“This is now war. Watch out Obama. Watch out Black Live Matter punks. Real America is coming after you,” tweeted former one-term Illinois Congressman Joe Walsh on the day of the Dallas shootings.
Then of course there was former New York mayor Rudy Giuliani. “It’s inherently racist because, number one, it divides us…All lives matter: White lives, Black lives, all lives. Number two: Black Lives Matter never protests when every 14 hours somebody is killed in Chicago, probably 70-80% of the time by a Black person. Where are they then? Where are they when a young Black child is killed?,” was just part of Giuliani’s rant on Fox News earlier this week.
Giuliani, who has a rich history of wallowing in racial animus, reminds me of an Italian-American Eugene “Bull Connor, the iconic racist commissioner of Public Safety in Birmingham, Al., who ordered the fire hoses turned on Black protesters at the height of that city’s racial strife in the 1960’s. However Giuliani, unlike Connor, trades in his racist invective with a New York accent and a lisp.
Despite the denouncements and the threats the BLM movement continues to lead protests against police brutality across the nation. High profile BLM activist and former Baltimore mayoral candidate DeRay McKesson was arrested and detained for 16 hours last Saturday after a particularly volatile confrontation with aggressive law enforcement in Baton Rouge, Louisiana in wake of the shooting death of Alton Sterling at the hands of Baton Rouge police. “The protesters were peaceful last night, the police were not,” McKesson, who is currently chief of human capital for Baltimore City Public Schools, told the Washington Post over the weekend. “I was in compliance with the law, and I am confident that this was an unlawful arrest,” he added.
It seems clear in the wake of St. Paul, Baton Rogue and Dallas, the BLM movement is at a critical and precarious time in its short history.
“There needs to be some harnessing of the energy into a real specific program around building power in communities.

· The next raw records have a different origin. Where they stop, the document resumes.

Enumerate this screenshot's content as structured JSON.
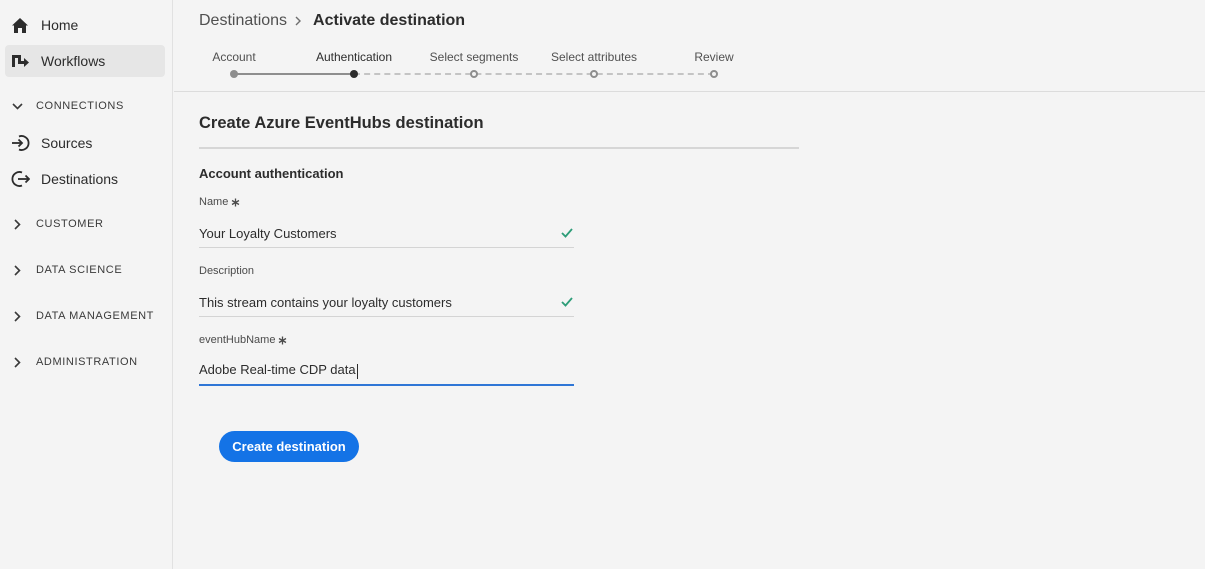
{
  "sidebar": {
    "items": [
      {
        "label": "Home",
        "icon": "home-icon"
      },
      {
        "label": "Workflows",
        "icon": "workflows-icon",
        "active": true
      }
    ],
    "connections_header": "CONNECTIONS",
    "connection_items": [
      {
        "label": "Sources",
        "icon": "sources-icon"
      },
      {
        "label": "Destinations",
        "icon": "destinations-icon"
      }
    ],
    "sections": [
      "CUSTOMER",
      "DATA SCIENCE",
      "DATA MANAGEMENT",
      "ADMINISTRATION"
    ]
  },
  "breadcrumb": {
    "parent": "Destinations",
    "current": "Activate destination"
  },
  "steps": [
    {
      "label": "Account",
      "state": "done"
    },
    {
      "label": "Authentication",
      "state": "current"
    },
    {
      "label": "Select segments",
      "state": "todo"
    },
    {
      "label": "Select attributes",
      "state": "todo"
    },
    {
      "label": "Review",
      "state": "todo"
    }
  ],
  "form": {
    "title": "Create Azure EventHubs destination",
    "section": "Account authentication",
    "fields": [
      {
        "label": "Name",
        "required": true,
        "value": "Your Loyalty Customers",
        "valid": true
      },
      {
        "label": "Description",
        "required": false,
        "value": "This stream contains your loyalty customers",
        "valid": true
      },
      {
        "label": "eventHubName",
        "required": true,
        "value": "Adobe Real-time CDP data",
        "focused": true
      }
    ],
    "submit_label": "Create destination"
  },
  "colors": {
    "accent": "#1473e6",
    "focus": "#2f76d6",
    "valid": "#2d9d78",
    "sidebar_active": "#e6e6e6"
  }
}
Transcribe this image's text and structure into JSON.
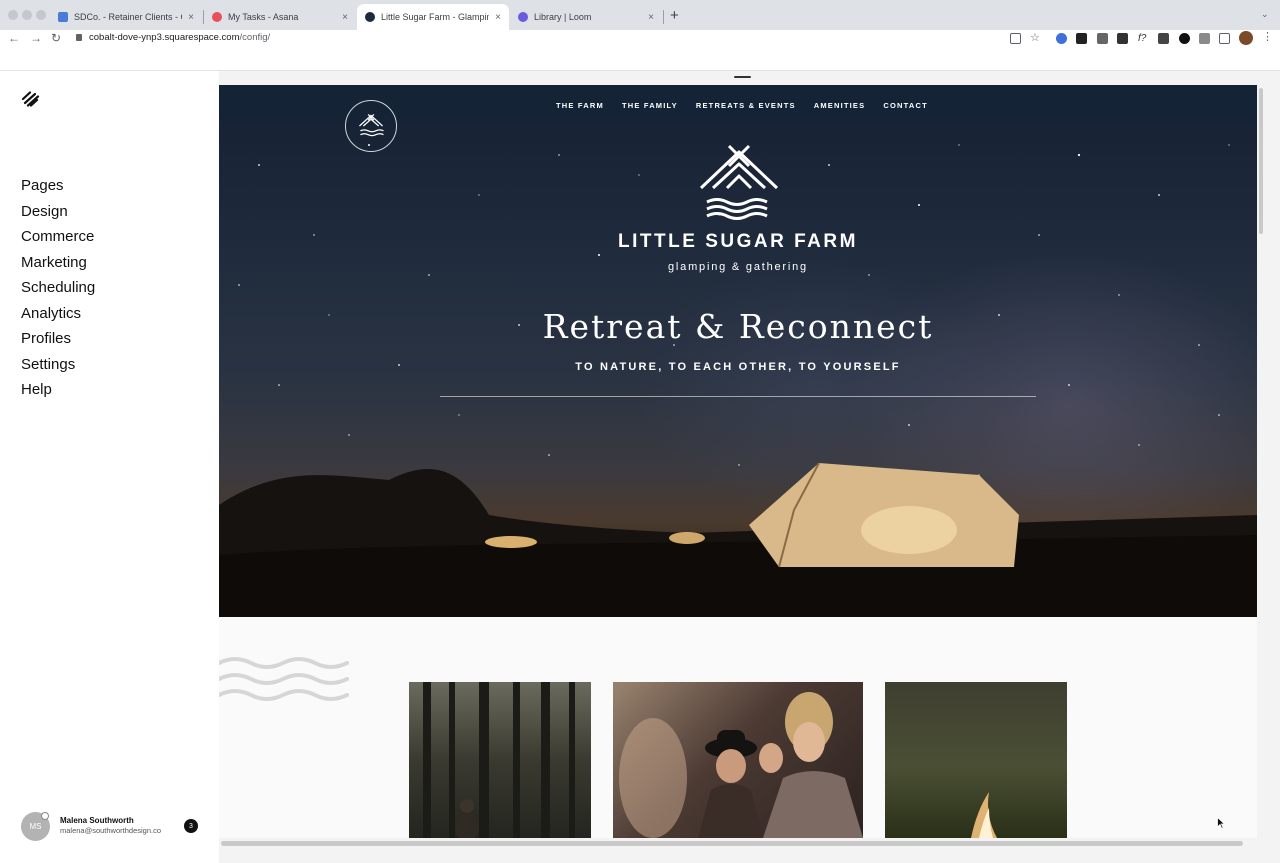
{
  "browser": {
    "tabs": [
      {
        "title": "SDCo. - Retainer Clients - Goo",
        "close": "×",
        "favicon_color": "#4a7bd6"
      },
      {
        "title": "My Tasks - Asana",
        "close": "×",
        "favicon_color": "#e8505b"
      },
      {
        "title": "Little Sugar Farm - Glamping &",
        "close": "×",
        "favicon_color": "#1e2b3c"
      },
      {
        "title": "Library | Loom",
        "close": "×",
        "favicon_color": "#6a5ae0"
      }
    ],
    "new_tab": "+",
    "tab_menu": "⌄",
    "url_host": "cobalt-dove-ynp3.squarespace.com",
    "url_path": "/config/",
    "nav": {
      "back": "←",
      "forward": "→",
      "reload": "↻"
    }
  },
  "sidebar": {
    "menu": [
      "Pages",
      "Design",
      "Commerce",
      "Marketing",
      "Scheduling",
      "Analytics",
      "Profiles",
      "Settings",
      "Help"
    ],
    "user": {
      "initials": "MS",
      "name": "Malena Southworth",
      "email": "malena@southworthdesign.co",
      "notifications": "3"
    }
  },
  "site": {
    "nav": [
      "THE FARM",
      "THE FAMILY",
      "RETREATS & EVENTS",
      "AMENITIES",
      "CONTACT"
    ],
    "brand_name": "LITTLE SUGAR FARM",
    "brand_tagline": "glamping & gathering",
    "headline": "Retreat & Reconnect",
    "subheadline": "TO NATURE, TO EACH OTHER, TO YOURSELF"
  },
  "icons": {
    "squarespace_logo": "squarespace-logo-icon",
    "farm_badge": "farm-badge-icon",
    "tent": "tent-logo-icon",
    "waves": "waves-icon",
    "cursor": "mouse-cursor-icon"
  }
}
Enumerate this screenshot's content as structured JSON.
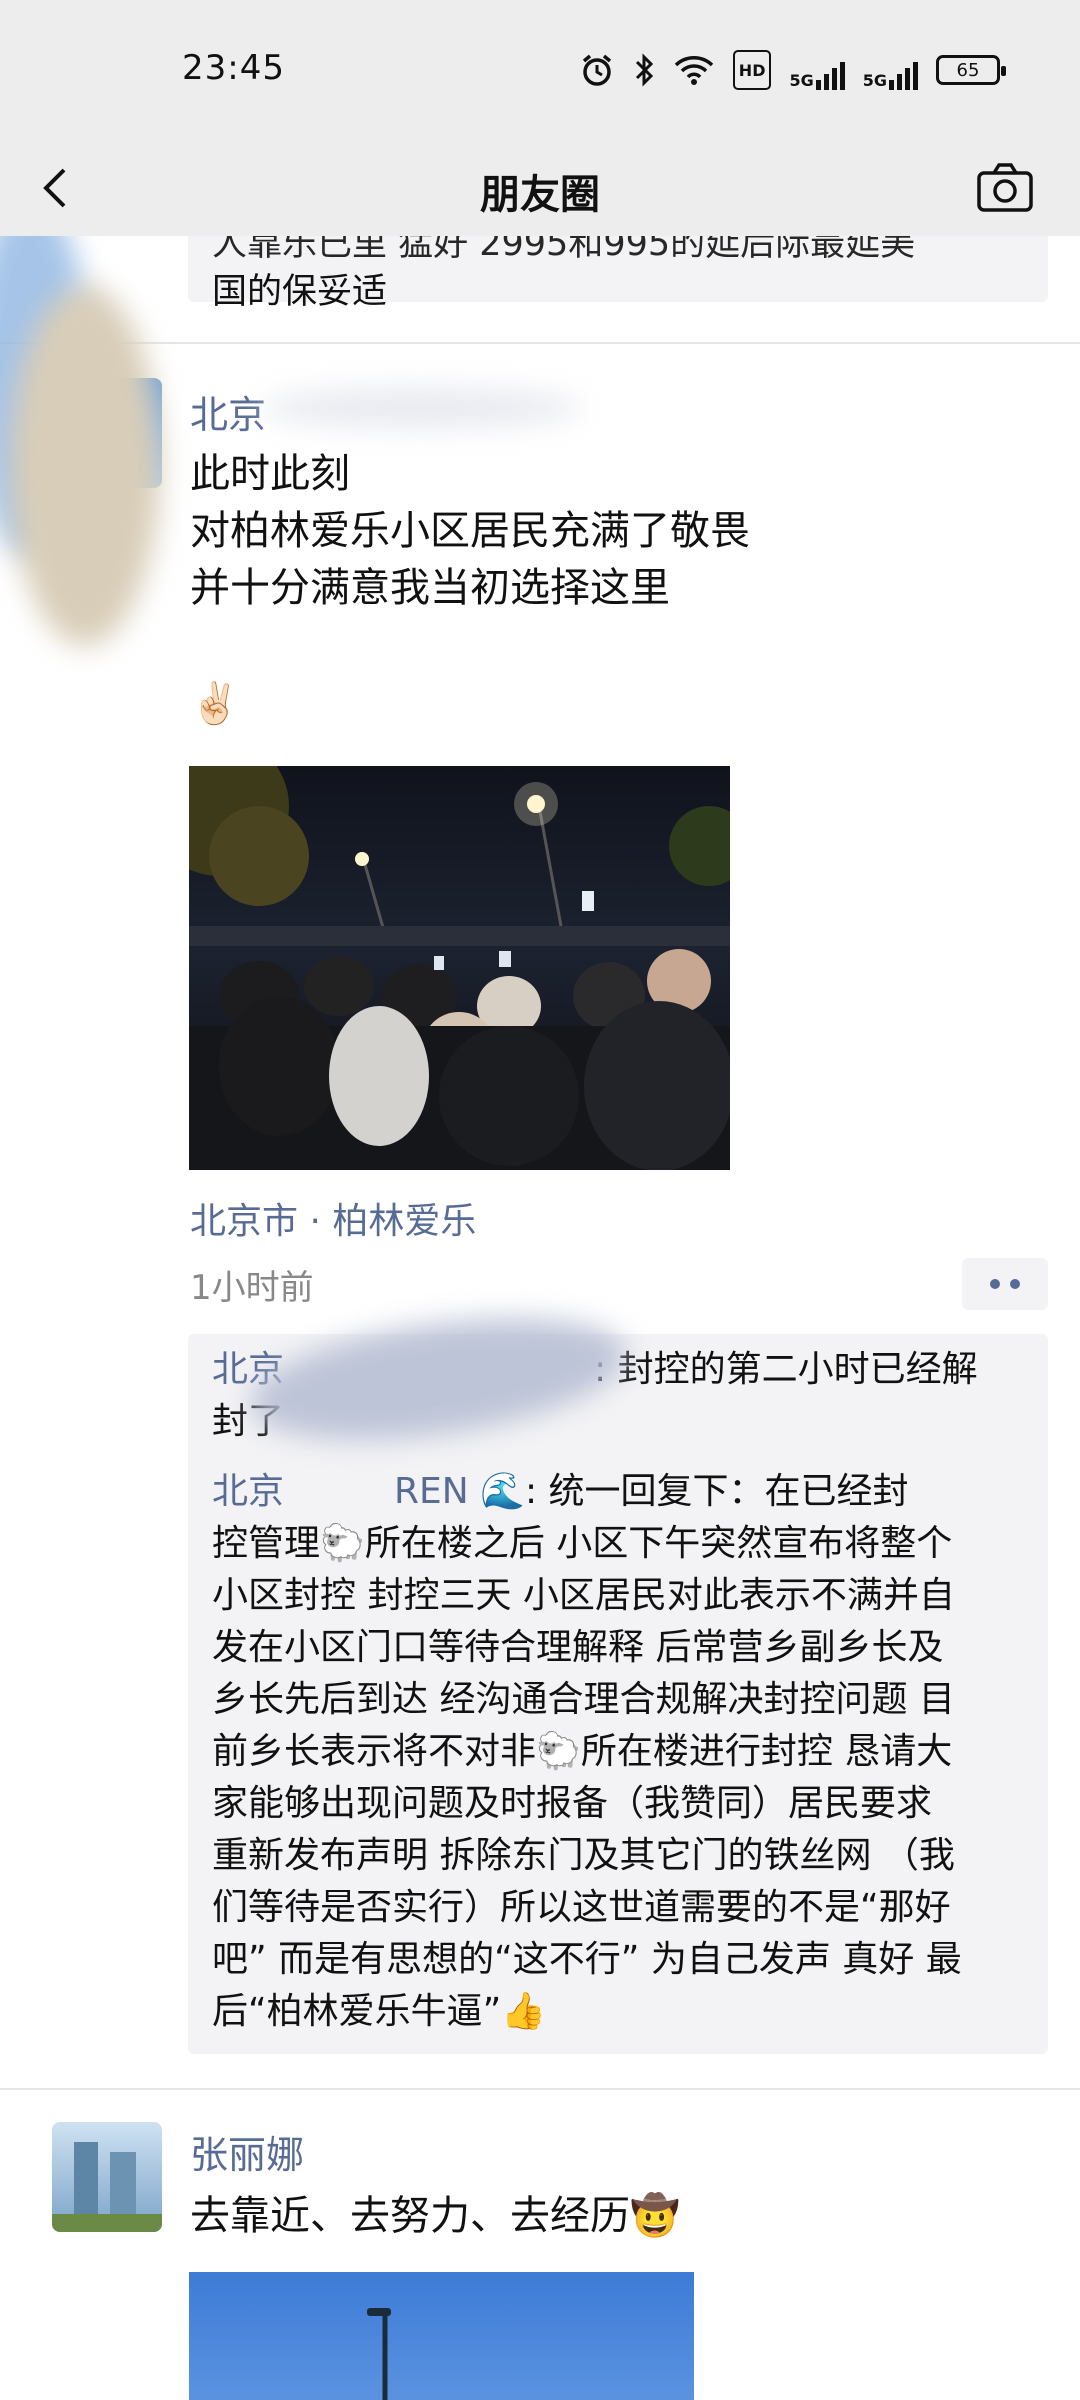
{
  "status_bar": {
    "time": "23:45",
    "network_label": "5G",
    "hd_label": "HD",
    "battery": "65"
  },
  "nav": {
    "title": "朋友圈"
  },
  "prev_comment": {
    "line_cut": "人靠乐已里 猛好 2995和995的延后际最延美",
    "line": "国的保妥适"
  },
  "post1": {
    "author": "北京",
    "text_lines": [
      "此时此刻",
      "对柏林爱乐小区居民充满了敬畏",
      "并十分满意我当初选择这里"
    ],
    "emoji": "✌🏻",
    "location": "北京市 · 柏林爱乐",
    "time": "1小时前",
    "comments": [
      {
        "name": "北京",
        "lines": [
          ": 封控的第二小时已经解",
          "封了"
        ]
      },
      {
        "name": "北京",
        "name_tail": "REN 🌊",
        "lines": [
          ": 统一回复下：在已经封",
          "控管理🐑所在楼之后 小区下午突然宣布将整个",
          "小区封控 封控三天 小区居民对此表示不满并自",
          "发在小区门口等待合理解释 后常营乡副乡长及",
          "乡长先后到达 经沟通合理合规解决封控问题 目",
          "前乡长表示将不对非🐑所在楼进行封控 恳请大",
          "家能够出现问题及时报备（我赞同）居民要求",
          "重新发布声明 拆除东门及其它门的铁丝网 （我",
          "们等待是否实行）所以这世道需要的不是“那好",
          "吧” 而是有思想的“这不行” 为自己发声 真好 最",
          "后“柏林爱乐牛逼”👍"
        ]
      }
    ]
  },
  "post2": {
    "author": "张丽娜",
    "text": "去靠近、去努力、去经历🤠"
  },
  "colors": {
    "link_blue": "#576b95",
    "bar_bg": "#ededed",
    "comment_bg": "#f3f3f5"
  },
  "icons": [
    "back-arrow-icon",
    "camera-icon",
    "alarm-icon",
    "bluetooth-icon",
    "wifi-icon",
    "signal-icon",
    "battery-icon",
    "more-dots-icon"
  ]
}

Because I think what has happened, particularly with a lot of the younger people who are now getting involved, I think have grown up with this illusion of what America is,” said Dayvon Love, co-founder of Leaders of a Beautiful Struggle, a Baltimore based political think tank. “Until we build the kind of power to be able to levy consequences against people that undermine our humanity then we’re going to keep seeing what we’re seeing. And I think too many people have a disposition about pleading and asking to be treated well, instead of putting the energy into building the infrastructure so that people are going to do it by way of the power you have to make them do it,” Love added.
Leaders of a Beautiful Struggle (LBS) have worked closely with BLM on several law enforcement reform initiatives.
“I think it’s important folks have a precise response to the shooting in Dallas, so they don’t open themselves up to more scrutiny and more propaganda that is going to undermine their ability to get support,” Love added.
“I think what they (BLM) are wrestling with now is how to build an infrastructure so that their certain principles and a certain chain of command, that better allows them to distinguish who speaks for Black Lives Matter and who doesn’t. And the reason why that’s important in regards to the shooting in Dallas is…the Black Lives Matter Movement is not this ubiquitous thing that controls the minds of everybody that believes racism exists in America,” Love said.
And BLM certainly didn’t control the mind of Micah Johnson and they shouldn’t be held accountable for his actions.
Sean Yoes is a senior contributor for the AFRO and host and executive producer of First Edition, which airs Monday through Friday, 5 p.m. to 7 p.m. on WEAA 88.9.